“As well as expanding our 5G coverage footprint to a broader range of locations across the country, we will target the rollout in areas where we have high demand for wireless broadband and for our not-for-profit broadband product Skinny Jump, which runs over 4G. By upgrading 4G at the same time as we introduce 5G we will create more capacity for those in need.
“We are also continuing to invest in additional 4G capacity in rural areas that are currently underserved. Our joint venture the Rural Connectivity Group has already delivered over 260 new 4G cell sites and this will increase to more than 400 over the next 18 months.”
As the 5G network expands it will start to intersect with Spark’s existing Internet of Things (IoT) network, which already covers 99% of the New Zealand population1.
“Our IoT networks already support a wide range of use cases in sectors such as, utilities, health, manufacturing, and transport. The evolution of 5G over time will enable mass connectivity and new industrial use cases that will improve productivity and sustainability beyond what is possible today.”

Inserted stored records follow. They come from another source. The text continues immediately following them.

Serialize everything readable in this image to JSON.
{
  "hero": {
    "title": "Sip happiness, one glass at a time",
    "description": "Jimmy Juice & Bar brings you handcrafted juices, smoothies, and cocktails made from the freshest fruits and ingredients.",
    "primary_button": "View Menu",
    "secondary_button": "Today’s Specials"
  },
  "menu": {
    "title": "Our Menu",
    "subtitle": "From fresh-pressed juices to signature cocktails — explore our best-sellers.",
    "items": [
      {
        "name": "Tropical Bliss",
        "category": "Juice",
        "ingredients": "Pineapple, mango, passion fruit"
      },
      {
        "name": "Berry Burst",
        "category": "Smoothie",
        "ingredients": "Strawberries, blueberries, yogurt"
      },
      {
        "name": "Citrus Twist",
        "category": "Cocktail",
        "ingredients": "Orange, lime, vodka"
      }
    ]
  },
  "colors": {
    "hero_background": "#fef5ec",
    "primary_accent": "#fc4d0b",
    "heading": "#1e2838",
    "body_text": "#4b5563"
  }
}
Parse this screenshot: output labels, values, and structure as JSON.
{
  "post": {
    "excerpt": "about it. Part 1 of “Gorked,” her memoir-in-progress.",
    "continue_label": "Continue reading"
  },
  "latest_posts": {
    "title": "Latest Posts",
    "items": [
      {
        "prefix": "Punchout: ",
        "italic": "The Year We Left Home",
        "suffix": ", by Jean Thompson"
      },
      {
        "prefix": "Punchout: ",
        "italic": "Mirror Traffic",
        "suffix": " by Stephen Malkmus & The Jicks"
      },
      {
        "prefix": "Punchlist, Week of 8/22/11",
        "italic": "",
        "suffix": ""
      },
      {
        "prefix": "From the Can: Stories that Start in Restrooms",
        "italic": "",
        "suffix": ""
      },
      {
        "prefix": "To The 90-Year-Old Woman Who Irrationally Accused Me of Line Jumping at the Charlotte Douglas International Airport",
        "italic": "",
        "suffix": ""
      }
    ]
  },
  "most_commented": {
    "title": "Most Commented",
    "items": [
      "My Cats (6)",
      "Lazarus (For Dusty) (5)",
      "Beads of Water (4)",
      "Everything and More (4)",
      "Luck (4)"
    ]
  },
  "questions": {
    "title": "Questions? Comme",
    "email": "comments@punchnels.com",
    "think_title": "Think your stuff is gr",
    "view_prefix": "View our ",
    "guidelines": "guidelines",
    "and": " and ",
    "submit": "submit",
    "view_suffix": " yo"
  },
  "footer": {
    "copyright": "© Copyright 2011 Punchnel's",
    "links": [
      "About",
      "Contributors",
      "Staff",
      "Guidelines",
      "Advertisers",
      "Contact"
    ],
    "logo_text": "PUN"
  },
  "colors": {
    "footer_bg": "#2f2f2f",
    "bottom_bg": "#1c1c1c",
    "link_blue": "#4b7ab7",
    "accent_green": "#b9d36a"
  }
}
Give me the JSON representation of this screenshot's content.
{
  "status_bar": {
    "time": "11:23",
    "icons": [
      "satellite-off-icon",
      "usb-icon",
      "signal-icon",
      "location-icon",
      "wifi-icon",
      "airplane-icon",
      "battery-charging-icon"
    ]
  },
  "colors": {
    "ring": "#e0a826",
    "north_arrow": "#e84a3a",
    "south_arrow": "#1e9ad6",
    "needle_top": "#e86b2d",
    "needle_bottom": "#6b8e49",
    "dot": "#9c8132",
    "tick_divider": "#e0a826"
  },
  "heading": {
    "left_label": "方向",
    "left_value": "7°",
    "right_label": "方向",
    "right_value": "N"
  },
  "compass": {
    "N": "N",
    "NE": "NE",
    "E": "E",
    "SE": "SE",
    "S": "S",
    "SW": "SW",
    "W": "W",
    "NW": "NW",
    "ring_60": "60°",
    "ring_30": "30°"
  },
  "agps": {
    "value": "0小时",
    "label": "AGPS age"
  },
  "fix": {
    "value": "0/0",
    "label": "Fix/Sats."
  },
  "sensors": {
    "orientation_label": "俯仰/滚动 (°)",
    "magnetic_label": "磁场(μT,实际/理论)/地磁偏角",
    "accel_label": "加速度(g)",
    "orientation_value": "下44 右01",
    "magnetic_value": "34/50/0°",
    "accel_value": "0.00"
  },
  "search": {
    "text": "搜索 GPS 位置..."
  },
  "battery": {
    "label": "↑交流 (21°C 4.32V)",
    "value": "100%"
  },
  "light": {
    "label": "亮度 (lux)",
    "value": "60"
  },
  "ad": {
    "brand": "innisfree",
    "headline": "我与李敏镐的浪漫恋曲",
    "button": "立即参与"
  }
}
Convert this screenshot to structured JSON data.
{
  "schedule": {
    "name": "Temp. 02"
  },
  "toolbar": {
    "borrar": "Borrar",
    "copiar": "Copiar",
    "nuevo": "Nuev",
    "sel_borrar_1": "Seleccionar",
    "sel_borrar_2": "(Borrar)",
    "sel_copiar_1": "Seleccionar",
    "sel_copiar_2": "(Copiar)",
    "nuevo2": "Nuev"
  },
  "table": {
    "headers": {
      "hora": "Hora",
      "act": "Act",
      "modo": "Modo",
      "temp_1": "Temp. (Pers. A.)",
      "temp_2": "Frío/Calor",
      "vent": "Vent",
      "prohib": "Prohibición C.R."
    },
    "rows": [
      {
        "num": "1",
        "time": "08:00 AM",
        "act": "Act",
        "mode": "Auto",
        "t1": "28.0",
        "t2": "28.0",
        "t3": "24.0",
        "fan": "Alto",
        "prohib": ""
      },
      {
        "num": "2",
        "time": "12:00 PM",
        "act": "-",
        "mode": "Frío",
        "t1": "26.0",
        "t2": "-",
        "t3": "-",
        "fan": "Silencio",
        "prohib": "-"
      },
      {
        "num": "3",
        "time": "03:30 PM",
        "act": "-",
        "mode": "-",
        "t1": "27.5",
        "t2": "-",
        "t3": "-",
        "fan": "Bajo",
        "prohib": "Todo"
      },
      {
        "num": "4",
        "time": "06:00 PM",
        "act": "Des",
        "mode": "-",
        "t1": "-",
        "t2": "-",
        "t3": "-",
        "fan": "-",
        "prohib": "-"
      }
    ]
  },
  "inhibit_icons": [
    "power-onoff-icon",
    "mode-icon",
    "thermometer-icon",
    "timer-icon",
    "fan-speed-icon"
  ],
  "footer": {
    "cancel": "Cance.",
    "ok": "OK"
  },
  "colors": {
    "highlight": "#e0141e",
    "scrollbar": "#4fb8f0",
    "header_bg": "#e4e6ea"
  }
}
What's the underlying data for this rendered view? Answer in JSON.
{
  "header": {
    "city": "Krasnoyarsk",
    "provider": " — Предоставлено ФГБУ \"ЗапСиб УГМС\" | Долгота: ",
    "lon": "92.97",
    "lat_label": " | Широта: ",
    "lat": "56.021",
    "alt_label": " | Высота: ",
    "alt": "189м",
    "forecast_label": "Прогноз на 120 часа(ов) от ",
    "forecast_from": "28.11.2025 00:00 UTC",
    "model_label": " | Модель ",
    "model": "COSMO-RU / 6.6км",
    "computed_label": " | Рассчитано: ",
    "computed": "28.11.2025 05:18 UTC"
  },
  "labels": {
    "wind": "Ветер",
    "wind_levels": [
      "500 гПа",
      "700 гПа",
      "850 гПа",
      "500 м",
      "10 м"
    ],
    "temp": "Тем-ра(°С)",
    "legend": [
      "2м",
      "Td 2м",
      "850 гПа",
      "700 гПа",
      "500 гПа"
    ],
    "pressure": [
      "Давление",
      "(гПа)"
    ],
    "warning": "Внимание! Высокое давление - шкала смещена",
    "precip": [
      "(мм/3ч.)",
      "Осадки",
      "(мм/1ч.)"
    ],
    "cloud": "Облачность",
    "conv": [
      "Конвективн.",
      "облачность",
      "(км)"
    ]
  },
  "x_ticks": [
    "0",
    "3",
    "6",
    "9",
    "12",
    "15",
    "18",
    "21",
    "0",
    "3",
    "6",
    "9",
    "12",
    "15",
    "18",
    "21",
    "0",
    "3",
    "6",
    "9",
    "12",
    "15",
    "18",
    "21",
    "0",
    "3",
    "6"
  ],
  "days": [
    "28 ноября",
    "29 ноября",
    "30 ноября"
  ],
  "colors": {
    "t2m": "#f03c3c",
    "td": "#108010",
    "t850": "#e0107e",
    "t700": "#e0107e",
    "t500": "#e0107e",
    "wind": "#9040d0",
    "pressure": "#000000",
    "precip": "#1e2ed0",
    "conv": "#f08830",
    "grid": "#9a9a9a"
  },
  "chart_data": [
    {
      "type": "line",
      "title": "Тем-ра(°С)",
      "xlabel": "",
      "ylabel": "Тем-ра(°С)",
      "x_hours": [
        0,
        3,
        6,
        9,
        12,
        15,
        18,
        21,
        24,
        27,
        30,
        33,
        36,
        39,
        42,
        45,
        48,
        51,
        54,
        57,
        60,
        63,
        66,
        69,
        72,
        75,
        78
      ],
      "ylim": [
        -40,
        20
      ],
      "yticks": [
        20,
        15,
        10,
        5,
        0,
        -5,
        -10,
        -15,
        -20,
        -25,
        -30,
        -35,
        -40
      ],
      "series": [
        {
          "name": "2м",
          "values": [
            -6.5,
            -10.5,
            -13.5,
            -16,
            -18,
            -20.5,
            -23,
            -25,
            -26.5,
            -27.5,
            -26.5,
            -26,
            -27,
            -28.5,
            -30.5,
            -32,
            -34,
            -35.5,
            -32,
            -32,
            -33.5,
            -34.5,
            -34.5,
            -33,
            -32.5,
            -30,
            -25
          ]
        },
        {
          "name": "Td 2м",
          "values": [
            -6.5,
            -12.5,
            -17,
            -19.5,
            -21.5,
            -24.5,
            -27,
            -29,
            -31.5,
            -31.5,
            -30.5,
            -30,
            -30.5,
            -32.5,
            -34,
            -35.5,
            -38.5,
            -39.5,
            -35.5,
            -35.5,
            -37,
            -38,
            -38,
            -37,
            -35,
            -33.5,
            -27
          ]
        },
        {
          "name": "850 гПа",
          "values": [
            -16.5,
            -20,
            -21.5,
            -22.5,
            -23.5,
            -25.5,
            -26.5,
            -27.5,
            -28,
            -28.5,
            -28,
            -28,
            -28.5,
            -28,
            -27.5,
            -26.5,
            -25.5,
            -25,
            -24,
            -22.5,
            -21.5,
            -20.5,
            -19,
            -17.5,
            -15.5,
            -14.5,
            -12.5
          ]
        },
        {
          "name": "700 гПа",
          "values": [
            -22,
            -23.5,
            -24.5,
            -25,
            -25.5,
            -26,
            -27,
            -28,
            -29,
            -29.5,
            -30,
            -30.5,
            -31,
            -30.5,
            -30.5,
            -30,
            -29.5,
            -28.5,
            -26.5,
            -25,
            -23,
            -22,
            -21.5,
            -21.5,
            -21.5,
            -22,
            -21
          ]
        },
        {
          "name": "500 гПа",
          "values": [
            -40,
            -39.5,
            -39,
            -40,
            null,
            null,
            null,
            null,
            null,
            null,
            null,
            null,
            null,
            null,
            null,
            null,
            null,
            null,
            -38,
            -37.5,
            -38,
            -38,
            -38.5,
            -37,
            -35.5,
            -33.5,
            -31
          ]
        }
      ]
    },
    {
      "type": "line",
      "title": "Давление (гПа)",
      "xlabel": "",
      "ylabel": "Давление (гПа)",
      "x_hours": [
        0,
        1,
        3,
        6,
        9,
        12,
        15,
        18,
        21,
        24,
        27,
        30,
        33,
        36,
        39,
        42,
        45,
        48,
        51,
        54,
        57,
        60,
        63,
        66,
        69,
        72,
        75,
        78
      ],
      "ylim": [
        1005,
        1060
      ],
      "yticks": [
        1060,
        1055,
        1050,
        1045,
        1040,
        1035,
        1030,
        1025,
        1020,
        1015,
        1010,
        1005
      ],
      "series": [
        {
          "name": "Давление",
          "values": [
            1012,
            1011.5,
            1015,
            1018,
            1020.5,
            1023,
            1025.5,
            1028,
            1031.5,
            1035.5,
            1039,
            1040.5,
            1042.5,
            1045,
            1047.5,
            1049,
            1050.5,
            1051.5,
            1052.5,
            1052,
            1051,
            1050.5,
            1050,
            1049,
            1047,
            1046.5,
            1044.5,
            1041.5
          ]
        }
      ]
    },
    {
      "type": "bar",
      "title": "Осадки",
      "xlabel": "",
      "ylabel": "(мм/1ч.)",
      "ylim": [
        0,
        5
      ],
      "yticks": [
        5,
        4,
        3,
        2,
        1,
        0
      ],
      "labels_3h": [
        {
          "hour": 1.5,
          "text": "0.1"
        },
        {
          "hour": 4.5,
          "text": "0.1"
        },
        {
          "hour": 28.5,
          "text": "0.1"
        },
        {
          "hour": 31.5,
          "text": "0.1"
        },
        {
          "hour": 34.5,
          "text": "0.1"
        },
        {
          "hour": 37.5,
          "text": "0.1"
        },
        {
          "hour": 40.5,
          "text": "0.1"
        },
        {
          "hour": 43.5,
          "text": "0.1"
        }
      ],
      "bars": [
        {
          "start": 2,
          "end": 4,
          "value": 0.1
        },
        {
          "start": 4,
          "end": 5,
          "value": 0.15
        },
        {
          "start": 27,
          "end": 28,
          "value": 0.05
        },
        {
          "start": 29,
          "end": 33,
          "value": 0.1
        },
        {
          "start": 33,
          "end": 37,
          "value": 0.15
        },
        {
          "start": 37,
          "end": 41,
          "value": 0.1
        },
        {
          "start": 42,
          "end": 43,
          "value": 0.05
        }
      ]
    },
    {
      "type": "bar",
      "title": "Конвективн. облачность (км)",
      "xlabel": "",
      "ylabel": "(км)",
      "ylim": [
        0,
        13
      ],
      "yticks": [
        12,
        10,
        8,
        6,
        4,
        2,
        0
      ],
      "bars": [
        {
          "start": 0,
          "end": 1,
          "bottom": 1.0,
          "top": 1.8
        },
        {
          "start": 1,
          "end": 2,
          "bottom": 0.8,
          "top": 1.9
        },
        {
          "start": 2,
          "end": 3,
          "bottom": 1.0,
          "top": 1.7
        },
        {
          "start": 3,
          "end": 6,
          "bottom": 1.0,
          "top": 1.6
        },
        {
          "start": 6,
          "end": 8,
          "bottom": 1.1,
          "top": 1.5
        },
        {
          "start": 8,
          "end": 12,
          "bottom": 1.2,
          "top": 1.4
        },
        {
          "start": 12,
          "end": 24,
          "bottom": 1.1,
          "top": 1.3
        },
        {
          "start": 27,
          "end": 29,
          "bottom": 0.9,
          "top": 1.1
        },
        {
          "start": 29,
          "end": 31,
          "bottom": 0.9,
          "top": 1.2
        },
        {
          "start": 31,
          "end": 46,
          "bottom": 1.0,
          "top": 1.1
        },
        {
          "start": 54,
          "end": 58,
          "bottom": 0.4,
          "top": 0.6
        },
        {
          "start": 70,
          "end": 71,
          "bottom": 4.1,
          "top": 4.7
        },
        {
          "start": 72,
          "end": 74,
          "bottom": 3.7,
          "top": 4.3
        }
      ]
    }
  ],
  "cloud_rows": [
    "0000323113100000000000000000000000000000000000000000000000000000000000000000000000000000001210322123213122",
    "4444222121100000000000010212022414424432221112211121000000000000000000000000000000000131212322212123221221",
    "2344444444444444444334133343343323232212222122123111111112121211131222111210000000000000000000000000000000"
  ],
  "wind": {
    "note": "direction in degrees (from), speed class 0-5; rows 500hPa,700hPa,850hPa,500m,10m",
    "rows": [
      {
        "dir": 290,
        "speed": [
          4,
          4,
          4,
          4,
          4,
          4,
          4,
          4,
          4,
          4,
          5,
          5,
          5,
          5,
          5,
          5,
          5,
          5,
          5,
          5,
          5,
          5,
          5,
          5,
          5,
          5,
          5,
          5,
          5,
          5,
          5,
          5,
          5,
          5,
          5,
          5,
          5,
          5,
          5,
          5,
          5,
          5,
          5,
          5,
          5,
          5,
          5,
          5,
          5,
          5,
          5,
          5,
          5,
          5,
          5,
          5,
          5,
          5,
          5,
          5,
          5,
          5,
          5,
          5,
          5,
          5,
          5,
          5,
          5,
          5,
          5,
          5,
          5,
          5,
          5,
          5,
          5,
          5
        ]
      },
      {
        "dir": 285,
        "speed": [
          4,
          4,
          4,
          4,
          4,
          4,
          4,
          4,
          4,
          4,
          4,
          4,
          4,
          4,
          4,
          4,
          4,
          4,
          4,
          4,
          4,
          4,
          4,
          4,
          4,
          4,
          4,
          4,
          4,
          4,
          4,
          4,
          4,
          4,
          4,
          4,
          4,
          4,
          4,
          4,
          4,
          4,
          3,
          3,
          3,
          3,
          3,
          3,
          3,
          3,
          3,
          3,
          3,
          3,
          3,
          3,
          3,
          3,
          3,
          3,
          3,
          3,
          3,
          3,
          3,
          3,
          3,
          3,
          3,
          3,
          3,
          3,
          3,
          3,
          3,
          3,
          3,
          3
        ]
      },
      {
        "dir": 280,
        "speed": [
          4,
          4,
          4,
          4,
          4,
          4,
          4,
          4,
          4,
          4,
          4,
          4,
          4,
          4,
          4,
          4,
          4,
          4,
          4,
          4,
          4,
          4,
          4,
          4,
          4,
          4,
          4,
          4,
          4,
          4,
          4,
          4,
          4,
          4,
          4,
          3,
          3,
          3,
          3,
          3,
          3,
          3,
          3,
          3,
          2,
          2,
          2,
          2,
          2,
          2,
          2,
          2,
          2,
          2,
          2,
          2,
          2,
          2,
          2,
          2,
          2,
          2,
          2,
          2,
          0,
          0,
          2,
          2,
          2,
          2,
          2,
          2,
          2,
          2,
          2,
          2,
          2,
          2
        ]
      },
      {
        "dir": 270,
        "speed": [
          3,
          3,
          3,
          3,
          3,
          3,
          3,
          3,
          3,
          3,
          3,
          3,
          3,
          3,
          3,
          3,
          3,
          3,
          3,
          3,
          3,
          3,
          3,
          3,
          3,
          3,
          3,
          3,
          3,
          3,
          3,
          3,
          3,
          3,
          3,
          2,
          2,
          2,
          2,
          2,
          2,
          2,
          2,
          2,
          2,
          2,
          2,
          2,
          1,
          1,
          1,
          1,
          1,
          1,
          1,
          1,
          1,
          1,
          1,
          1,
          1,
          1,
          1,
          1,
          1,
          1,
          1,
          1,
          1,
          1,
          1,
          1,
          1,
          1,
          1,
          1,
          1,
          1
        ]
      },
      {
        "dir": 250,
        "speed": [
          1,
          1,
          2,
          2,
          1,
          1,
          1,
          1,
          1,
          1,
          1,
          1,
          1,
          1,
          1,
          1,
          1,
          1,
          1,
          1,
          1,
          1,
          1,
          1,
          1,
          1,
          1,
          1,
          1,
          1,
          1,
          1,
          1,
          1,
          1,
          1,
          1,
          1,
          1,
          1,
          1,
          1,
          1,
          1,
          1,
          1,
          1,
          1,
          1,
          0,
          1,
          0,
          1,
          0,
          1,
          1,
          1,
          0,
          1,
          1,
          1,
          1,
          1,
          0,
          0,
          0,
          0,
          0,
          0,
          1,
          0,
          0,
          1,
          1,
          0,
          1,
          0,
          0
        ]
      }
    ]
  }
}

Work done by NERA Economic Consulting predicts that the national rollout of 5G could add between $5.7 billion and $8.9 billion per year to the New Zealand economy over the next 10 years2.
Hodson continued: “Over time, as we start to build stand-alone 5G networks, we will open up innovation opportunities through 5G mobile edge compute3 and network slicing, and we will be working with the business community in the coming year to identify and test new use cases.”
In May last year Spark was allocated management rights to 60 MHz of 3.5GHZ (or C Band) spectrum, which has allowed the 5G rollout to continue over the last year.
“We welcomed the Government’s direct allocation of the C Band spectrum in 2020, which enabled us to roll out to a number of major centres across FY21. We will continue to work with Government and other stakeholders on the longer-term 3.5GHz auction, and to enable access to the 600Mhz band – which is particularly important for rural areas because of its ability to provide 5G connectivity over greater distances than the bands that are in use today, including 3.5GHz.”
1Based on Spark’s cellular CAT-M1 IoT Coverage
2NERA Economic Consulting 2020
3Mobile edge compute reduces the physical distance from an end user to compute and networking service, reducing latency, and supporting new use cases that require real-time performance to work e.g. cloud gaming